We all saw how a common infection could have critical results back in May, when we met LD Stidham and his wife, Molly.

I caught up with the Stidhams Wednesday morning at Sikeston Rehab, where LD receives therapy.

It took two months of effort, physical therapist Tracy Davied says, but Stidham now sits up nearly on his own. He works hard at moving each limb to strengthen his trunk.

"You do it," encouraged Davied, "Good."

"There you go," his wife Molly told him.

"He’s much stronger than what he was," Molly said. "Whenever I saw you last time, he didn’t raise himself up in the bed or none of that.". "Now, he almost will sit up in the bed by himself."

But, along with muscle, Stidham had to build the trust needed to put his recovery in the hands of strangers.

"It took him a while to warm up and feel comfortable working with us," Davied said. "So, I was not extremely optimistic based on our first meeting, but he has given much more than I anticipated we would get."

Stidham spends an hour a day, three to four times a week, trying to regain what a salmonella infection took away. He communicates with a nod or a raised eyebrow, Molly clearly reading each signal as she encourages his every move, here and at home.

"She follows through with anything that we are working on, she will follow through with that when he leaves this setting," Davied said.

When he’s ready to leave this setting for good, Molly fully expects he’ll have a few choice words for me.

"We just know one of these days he’s going to walk," Molly Stidham said. "And he’s going to talk to you about you talking about him on TV."

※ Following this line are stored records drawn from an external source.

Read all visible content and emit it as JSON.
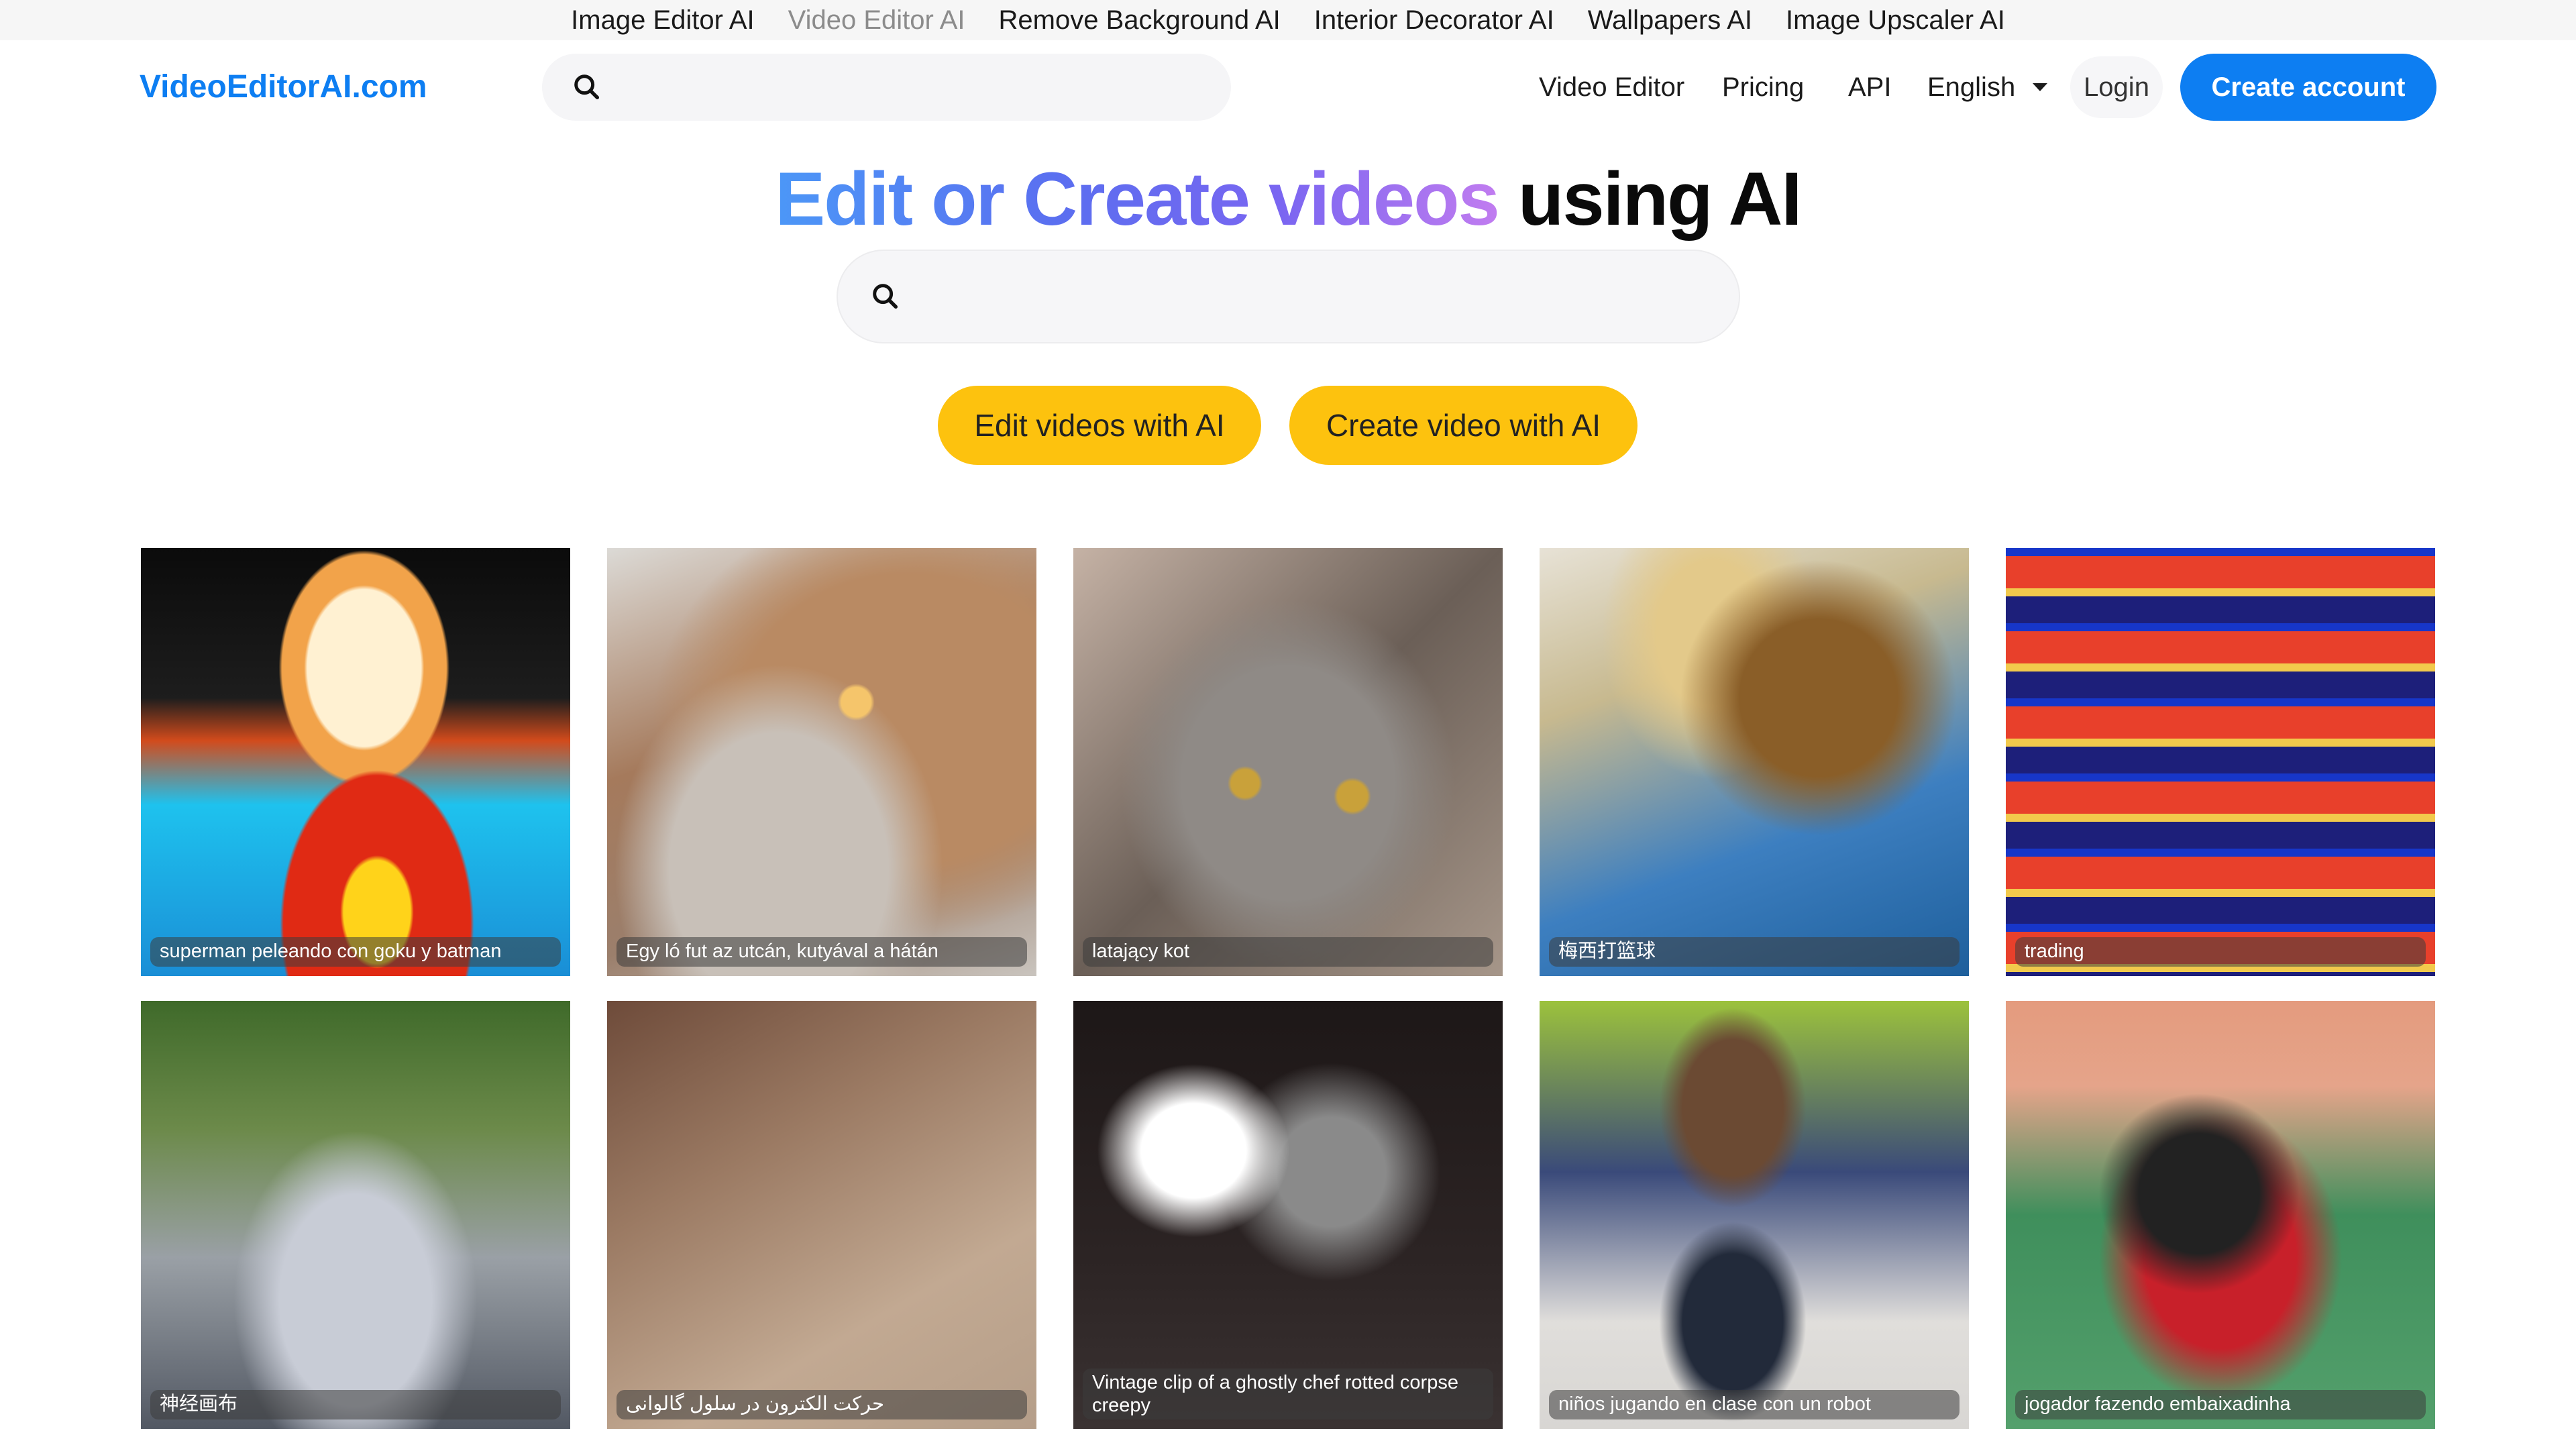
{
  "topbar": {
    "links": [
      {
        "label": "Image Editor AI",
        "active": false
      },
      {
        "label": "Video Editor AI",
        "active": true
      },
      {
        "label": "Remove Background AI",
        "active": false
      },
      {
        "label": "Interior Decorator AI",
        "active": false
      },
      {
        "label": "Wallpapers AI",
        "active": false
      },
      {
        "label": "Image Upscaler AI",
        "active": false
      }
    ]
  },
  "header": {
    "logo": "VideoEditorAI.com",
    "search_placeholder": "",
    "search_value": "",
    "search_icon": "search-icon",
    "nav": {
      "video_editor": "Video Editor",
      "pricing": "Pricing",
      "api": "API",
      "language": "English",
      "language_icon": "caret-down-icon"
    },
    "login": "Login",
    "create_account": "Create account"
  },
  "hero": {
    "title_gradient": "Edit or Create videos",
    "title_plain": "using AI",
    "search_placeholder": "",
    "search_value": "",
    "search_icon": "search-icon",
    "buttons": {
      "edit": "Edit videos with AI",
      "create": "Create video with AI"
    }
  },
  "colors": {
    "brand_blue": "#0d7ef2",
    "cta_yellow": "#fdc20e",
    "gradient": [
      "#4c97f7",
      "#5b6ef0",
      "#7a66f1",
      "#c17cf0"
    ]
  },
  "gallery": {
    "items": [
      {
        "caption": "superman peleando con goku y batman"
      },
      {
        "caption": "Egy ló fut az utcán, kutyával a hátán"
      },
      {
        "caption": "latający kot"
      },
      {
        "caption": "梅西打篮球"
      },
      {
        "caption": "trading"
      },
      {
        "caption": "神经画布"
      },
      {
        "caption": "حرکت الکترون در سلول گالوانی"
      },
      {
        "caption": "Vintage clip of a ghostly chef rotted corpse creepy"
      },
      {
        "caption": "niños jugando en clase con un robot"
      },
      {
        "caption": "jogador fazendo embaixadinha"
      }
    ]
  }
}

As Stidham continues his recovery, a Blodgett business will hold a fundraiser this weekend to help the family with medical expenses.